Activity:
The records below must be duplicated exactly, character for character.

Records provided:
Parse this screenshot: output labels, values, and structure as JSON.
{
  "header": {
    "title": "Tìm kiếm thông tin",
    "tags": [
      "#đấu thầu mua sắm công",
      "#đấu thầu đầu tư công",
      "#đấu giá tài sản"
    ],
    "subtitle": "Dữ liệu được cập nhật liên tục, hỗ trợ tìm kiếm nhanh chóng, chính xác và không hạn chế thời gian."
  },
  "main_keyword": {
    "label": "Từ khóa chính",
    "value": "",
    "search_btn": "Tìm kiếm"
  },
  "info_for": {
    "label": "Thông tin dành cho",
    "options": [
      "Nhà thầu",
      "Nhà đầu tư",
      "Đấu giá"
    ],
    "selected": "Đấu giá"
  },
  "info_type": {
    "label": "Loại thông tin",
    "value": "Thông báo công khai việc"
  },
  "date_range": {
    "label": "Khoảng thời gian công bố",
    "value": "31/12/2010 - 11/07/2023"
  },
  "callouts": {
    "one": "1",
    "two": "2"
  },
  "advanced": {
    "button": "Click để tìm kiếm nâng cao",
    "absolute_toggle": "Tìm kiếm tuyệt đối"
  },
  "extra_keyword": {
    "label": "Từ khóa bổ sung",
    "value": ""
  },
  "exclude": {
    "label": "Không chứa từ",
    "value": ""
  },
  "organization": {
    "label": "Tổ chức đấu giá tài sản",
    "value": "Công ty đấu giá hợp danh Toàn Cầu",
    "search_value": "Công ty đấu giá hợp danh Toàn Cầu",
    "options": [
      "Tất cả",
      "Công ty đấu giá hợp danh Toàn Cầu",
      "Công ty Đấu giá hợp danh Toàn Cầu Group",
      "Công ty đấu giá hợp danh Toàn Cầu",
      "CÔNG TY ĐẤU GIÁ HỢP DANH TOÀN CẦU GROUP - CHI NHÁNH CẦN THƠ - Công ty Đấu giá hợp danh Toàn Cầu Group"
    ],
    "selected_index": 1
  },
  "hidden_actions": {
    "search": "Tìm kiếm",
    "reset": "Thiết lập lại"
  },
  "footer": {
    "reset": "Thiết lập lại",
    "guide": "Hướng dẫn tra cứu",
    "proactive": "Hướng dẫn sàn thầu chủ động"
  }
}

Expected output:
Parse this screenshot: output labels, values, and structure as JSON.
{
  "header": {
    "title": "Tìm kiếm thông tin",
    "tags": [
      "#đấu thầu mua sắm công",
      "#đấu thầu đầu tư công",
      "#đấu giá tài sản"
    ],
    "subtitle": "Dữ liệu được cập nhật liên tục, hỗ trợ tìm kiếm nhanh chóng, chính xác và không hạn chế thời gian."
  },
  "main_keyword": {
    "label": "Từ khóa chính",
    "value": "",
    "search_btn": "Tìm kiếm"
  },
  "info_for": {
    "label": "Thông tin dành cho",
    "options": [
      "Nhà thầu",
      "Nhà đầu tư",
      "Đấu giá"
    ],
    "selected": "Đấu giá"
  },
  "info_type": {
    "label": "Loại thông tin",
    "value": "Thông báo công khai việc"
  },
  "date_range": {
    "label": "Khoảng thời gian công bố",
    "value": "31/12/2010 - 11/07/2023"
  },
  "callouts": {
    "one": "1",
    "two": "2"
  },
  "advanced": {
    "button": "Click để tìm kiếm nâng cao",
    "absolute_toggle": "Tìm kiếm tuyệt đối"
  },
  "extra_keyword": {
    "label": "Từ khóa bổ sung",
    "value": ""
  },
  "exclude": {
    "label": "Không chứa từ",
    "value": ""
  },
  "organization": {
    "label": "Tổ chức đấu giá tài sản",
    "value": "Công ty đấu giá hợp danh Toàn Cầu",
    "search_value": "Công ty đấu giá hợp danh Toàn Cầu",
    "options": [
      "Tất cả",
      "Công ty đấu giá hợp danh Toàn Cầu",
      "Công ty Đấu giá hợp danh Toàn Cầu Group",
      "Công ty đấu giá hợp danh Toàn Cầu",
      "CÔNG TY ĐẤU GIÁ HỢP DANH TOÀN CẦU GROUP - CHI NHÁNH CẦN THƠ - Công ty Đấu giá hợp danh Toàn Cầu Group"
    ],
    "selected_index": 1
  },
  "hidden_actions": {
    "search": "Tìm kiếm",
    "reset": "Thiết lập lại"
  },
  "footer": {
    "reset": "Thiết lập lại",
    "guide": "Hướng dẫn tra cứu",
    "proactive": "Hướng dẫn sàn thầu chủ động"
  }
}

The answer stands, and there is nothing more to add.